When selection committees read fellowship proposals, they are not only looking for strong evidence that the proposed program is feasible (both in its aims and in the applicant’s foundation for successful completion), but also that the applicant will carry something forward from the experience.

The project proposal describes:

  • a concrete plan of study or research
  • your goals
  • the facilities or program that will provide you with the means to achieve those goals
  • an elaboration of how qualified you are to achieve those goals
  • a statement describing how your plans for the fellowship fit in with your personal, academic and/or professional goals

Shaping Your Project

A strong plan is well-researched and reflects an awareness of current activity in the field. Ensure that your project makes sense for the program or place you have targeted by checking in with:

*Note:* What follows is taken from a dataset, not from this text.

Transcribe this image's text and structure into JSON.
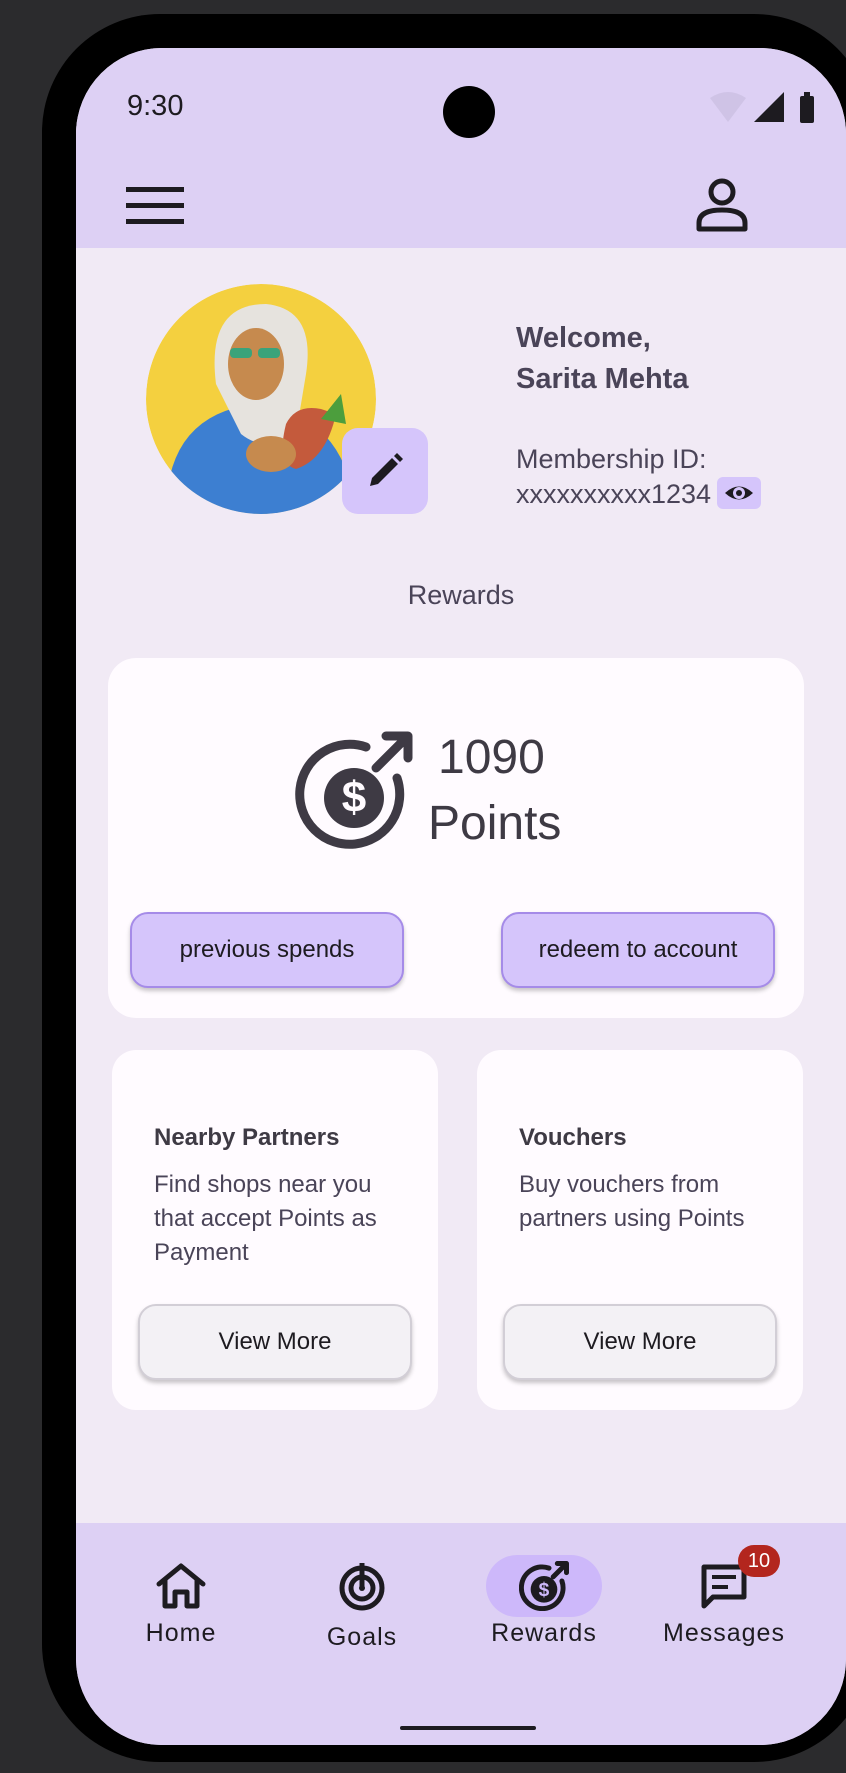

  • facility or academic department you are interested in
  • professors in your field of interest
  • people who have actually studied in the program or place you are targeting
  • people who have carried out similar projects or programs of study

Always review your essay with a faculty advisor in your field before you send off a final version.